> **SUPPLIED INFORMATION**:
- Opening Delimiter -

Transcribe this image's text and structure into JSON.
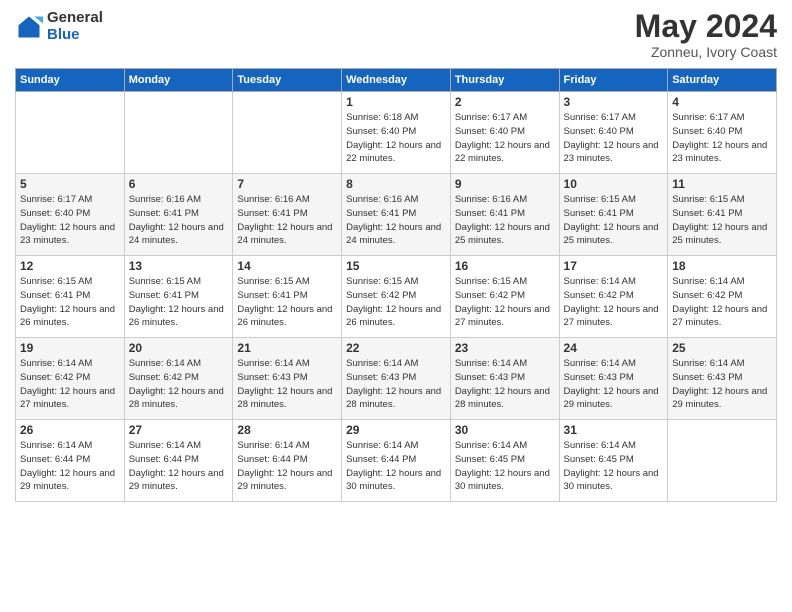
{
  "logo": {
    "general": "General",
    "blue": "Blue"
  },
  "title": "May 2024",
  "subtitle": "Zonneu, Ivory Coast",
  "days_of_week": [
    "Sunday",
    "Monday",
    "Tuesday",
    "Wednesday",
    "Thursday",
    "Friday",
    "Saturday"
  ],
  "weeks": [
    [
      {
        "num": "",
        "info": ""
      },
      {
        "num": "",
        "info": ""
      },
      {
        "num": "",
        "info": ""
      },
      {
        "num": "1",
        "info": "Sunrise: 6:18 AM\nSunset: 6:40 PM\nDaylight: 12 hours\nand 22 minutes."
      },
      {
        "num": "2",
        "info": "Sunrise: 6:17 AM\nSunset: 6:40 PM\nDaylight: 12 hours\nand 22 minutes."
      },
      {
        "num": "3",
        "info": "Sunrise: 6:17 AM\nSunset: 6:40 PM\nDaylight: 12 hours\nand 23 minutes."
      },
      {
        "num": "4",
        "info": "Sunrise: 6:17 AM\nSunset: 6:40 PM\nDaylight: 12 hours\nand 23 minutes."
      }
    ],
    [
      {
        "num": "5",
        "info": "Sunrise: 6:17 AM\nSunset: 6:40 PM\nDaylight: 12 hours\nand 23 minutes."
      },
      {
        "num": "6",
        "info": "Sunrise: 6:16 AM\nSunset: 6:41 PM\nDaylight: 12 hours\nand 24 minutes."
      },
      {
        "num": "7",
        "info": "Sunrise: 6:16 AM\nSunset: 6:41 PM\nDaylight: 12 hours\nand 24 minutes."
      },
      {
        "num": "8",
        "info": "Sunrise: 6:16 AM\nSunset: 6:41 PM\nDaylight: 12 hours\nand 24 minutes."
      },
      {
        "num": "9",
        "info": "Sunrise: 6:16 AM\nSunset: 6:41 PM\nDaylight: 12 hours\nand 25 minutes."
      },
      {
        "num": "10",
        "info": "Sunrise: 6:15 AM\nSunset: 6:41 PM\nDaylight: 12 hours\nand 25 minutes."
      },
      {
        "num": "11",
        "info": "Sunrise: 6:15 AM\nSunset: 6:41 PM\nDaylight: 12 hours\nand 25 minutes."
      }
    ],
    [
      {
        "num": "12",
        "info": "Sunrise: 6:15 AM\nSunset: 6:41 PM\nDaylight: 12 hours\nand 26 minutes."
      },
      {
        "num": "13",
        "info": "Sunrise: 6:15 AM\nSunset: 6:41 PM\nDaylight: 12 hours\nand 26 minutes."
      },
      {
        "num": "14",
        "info": "Sunrise: 6:15 AM\nSunset: 6:41 PM\nDaylight: 12 hours\nand 26 minutes."
      },
      {
        "num": "15",
        "info": "Sunrise: 6:15 AM\nSunset: 6:42 PM\nDaylight: 12 hours\nand 26 minutes."
      },
      {
        "num": "16",
        "info": "Sunrise: 6:15 AM\nSunset: 6:42 PM\nDaylight: 12 hours\nand 27 minutes."
      },
      {
        "num": "17",
        "info": "Sunrise: 6:14 AM\nSunset: 6:42 PM\nDaylight: 12 hours\nand 27 minutes."
      },
      {
        "num": "18",
        "info": "Sunrise: 6:14 AM\nSunset: 6:42 PM\nDaylight: 12 hours\nand 27 minutes."
      }
    ],
    [
      {
        "num": "19",
        "info": "Sunrise: 6:14 AM\nSunset: 6:42 PM\nDaylight: 12 hours\nand 27 minutes."
      },
      {
        "num": "20",
        "info": "Sunrise: 6:14 AM\nSunset: 6:42 PM\nDaylight: 12 hours\nand 28 minutes."
      },
      {
        "num": "21",
        "info": "Sunrise: 6:14 AM\nSunset: 6:43 PM\nDaylight: 12 hours\nand 28 minutes."
      },
      {
        "num": "22",
        "info": "Sunrise: 6:14 AM\nSunset: 6:43 PM\nDaylight: 12 hours\nand 28 minutes."
      },
      {
        "num": "23",
        "info": "Sunrise: 6:14 AM\nSunset: 6:43 PM\nDaylight: 12 hours\nand 28 minutes."
      },
      {
        "num": "24",
        "info": "Sunrise: 6:14 AM\nSunset: 6:43 PM\nDaylight: 12 hours\nand 29 minutes."
      },
      {
        "num": "25",
        "info": "Sunrise: 6:14 AM\nSunset: 6:43 PM\nDaylight: 12 hours\nand 29 minutes."
      }
    ],
    [
      {
        "num": "26",
        "info": "Sunrise: 6:14 AM\nSunset: 6:44 PM\nDaylight: 12 hours\nand 29 minutes."
      },
      {
        "num": "27",
        "info": "Sunrise: 6:14 AM\nSunset: 6:44 PM\nDaylight: 12 hours\nand 29 minutes."
      },
      {
        "num": "28",
        "info": "Sunrise: 6:14 AM\nSunset: 6:44 PM\nDaylight: 12 hours\nand 29 minutes."
      },
      {
        "num": "29",
        "info": "Sunrise: 6:14 AM\nSunset: 6:44 PM\nDaylight: 12 hours\nand 30 minutes."
      },
      {
        "num": "30",
        "info": "Sunrise: 6:14 AM\nSunset: 6:45 PM\nDaylight: 12 hours\nand 30 minutes."
      },
      {
        "num": "31",
        "info": "Sunrise: 6:14 AM\nSunset: 6:45 PM\nDaylight: 12 hours\nand 30 minutes."
      },
      {
        "num": "",
        "info": ""
      }
    ]
  ]
}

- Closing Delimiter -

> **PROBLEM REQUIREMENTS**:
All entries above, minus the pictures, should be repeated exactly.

> **TASK OUTPUT**:
Transcribe this image's text and structure into JSON.
{
  "logo": {
    "general": "General",
    "blue": "Blue"
  },
  "title": "May 2024",
  "subtitle": "Zonneu, Ivory Coast",
  "days_of_week": [
    "Sunday",
    "Monday",
    "Tuesday",
    "Wednesday",
    "Thursday",
    "Friday",
    "Saturday"
  ],
  "weeks": [
    [
      {
        "num": "",
        "info": ""
      },
      {
        "num": "",
        "info": ""
      },
      {
        "num": "",
        "info": ""
      },
      {
        "num": "1",
        "info": "Sunrise: 6:18 AM\nSunset: 6:40 PM\nDaylight: 12 hours\nand 22 minutes."
      },
      {
        "num": "2",
        "info": "Sunrise: 6:17 AM\nSunset: 6:40 PM\nDaylight: 12 hours\nand 22 minutes."
      },
      {
        "num": "3",
        "info": "Sunrise: 6:17 AM\nSunset: 6:40 PM\nDaylight: 12 hours\nand 23 minutes."
      },
      {
        "num": "4",
        "info": "Sunrise: 6:17 AM\nSunset: 6:40 PM\nDaylight: 12 hours\nand 23 minutes."
      }
    ],
    [
      {
        "num": "5",
        "info": "Sunrise: 6:17 AM\nSunset: 6:40 PM\nDaylight: 12 hours\nand 23 minutes."
      },
      {
        "num": "6",
        "info": "Sunrise: 6:16 AM\nSunset: 6:41 PM\nDaylight: 12 hours\nand 24 minutes."
      },
      {
        "num": "7",
        "info": "Sunrise: 6:16 AM\nSunset: 6:41 PM\nDaylight: 12 hours\nand 24 minutes."
      },
      {
        "num": "8",
        "info": "Sunrise: 6:16 AM\nSunset: 6:41 PM\nDaylight: 12 hours\nand 24 minutes."
      },
      {
        "num": "9",
        "info": "Sunrise: 6:16 AM\nSunset: 6:41 PM\nDaylight: 12 hours\nand 25 minutes."
      },
      {
        "num": "10",
        "info": "Sunrise: 6:15 AM\nSunset: 6:41 PM\nDaylight: 12 hours\nand 25 minutes."
      },
      {
        "num": "11",
        "info": "Sunrise: 6:15 AM\nSunset: 6:41 PM\nDaylight: 12 hours\nand 25 minutes."
      }
    ],
    [
      {
        "num": "12",
        "info": "Sunrise: 6:15 AM\nSunset: 6:41 PM\nDaylight: 12 hours\nand 26 minutes."
      },
      {
        "num": "13",
        "info": "Sunrise: 6:15 AM\nSunset: 6:41 PM\nDaylight: 12 hours\nand 26 minutes."
      },
      {
        "num": "14",
        "info": "Sunrise: 6:15 AM\nSunset: 6:41 PM\nDaylight: 12 hours\nand 26 minutes."
      },
      {
        "num": "15",
        "info": "Sunrise: 6:15 AM\nSunset: 6:42 PM\nDaylight: 12 hours\nand 26 minutes."
      },
      {
        "num": "16",
        "info": "Sunrise: 6:15 AM\nSunset: 6:42 PM\nDaylight: 12 hours\nand 27 minutes."
      },
      {
        "num": "17",
        "info": "Sunrise: 6:14 AM\nSunset: 6:42 PM\nDaylight: 12 hours\nand 27 minutes."
      },
      {
        "num": "18",
        "info": "Sunrise: 6:14 AM\nSunset: 6:42 PM\nDaylight: 12 hours\nand 27 minutes."
      }
    ],
    [
      {
        "num": "19",
        "info": "Sunrise: 6:14 AM\nSunset: 6:42 PM\nDaylight: 12 hours\nand 27 minutes."
      },
      {
        "num": "20",
        "info": "Sunrise: 6:14 AM\nSunset: 6:42 PM\nDaylight: 12 hours\nand 28 minutes."
      },
      {
        "num": "21",
        "info": "Sunrise: 6:14 AM\nSunset: 6:43 PM\nDaylight: 12 hours\nand 28 minutes."
      },
      {
        "num": "22",
        "info": "Sunrise: 6:14 AM\nSunset: 6:43 PM\nDaylight: 12 hours\nand 28 minutes."
      },
      {
        "num": "23",
        "info": "Sunrise: 6:14 AM\nSunset: 6:43 PM\nDaylight: 12 hours\nand 28 minutes."
      },
      {
        "num": "24",
        "info": "Sunrise: 6:14 AM\nSunset: 6:43 PM\nDaylight: 12 hours\nand 29 minutes."
      },
      {
        "num": "25",
        "info": "Sunrise: 6:14 AM\nSunset: 6:43 PM\nDaylight: 12 hours\nand 29 minutes."
      }
    ],
    [
      {
        "num": "26",
        "info": "Sunrise: 6:14 AM\nSunset: 6:44 PM\nDaylight: 12 hours\nand 29 minutes."
      },
      {
        "num": "27",
        "info": "Sunrise: 6:14 AM\nSunset: 6:44 PM\nDaylight: 12 hours\nand 29 minutes."
      },
      {
        "num": "28",
        "info": "Sunrise: 6:14 AM\nSunset: 6:44 PM\nDaylight: 12 hours\nand 29 minutes."
      },
      {
        "num": "29",
        "info": "Sunrise: 6:14 AM\nSunset: 6:44 PM\nDaylight: 12 hours\nand 30 minutes."
      },
      {
        "num": "30",
        "info": "Sunrise: 6:14 AM\nSunset: 6:45 PM\nDaylight: 12 hours\nand 30 minutes."
      },
      {
        "num": "31",
        "info": "Sunrise: 6:14 AM\nSunset: 6:45 PM\nDaylight: 12 hours\nand 30 minutes."
      },
      {
        "num": "",
        "info": ""
      }
    ]
  ]
}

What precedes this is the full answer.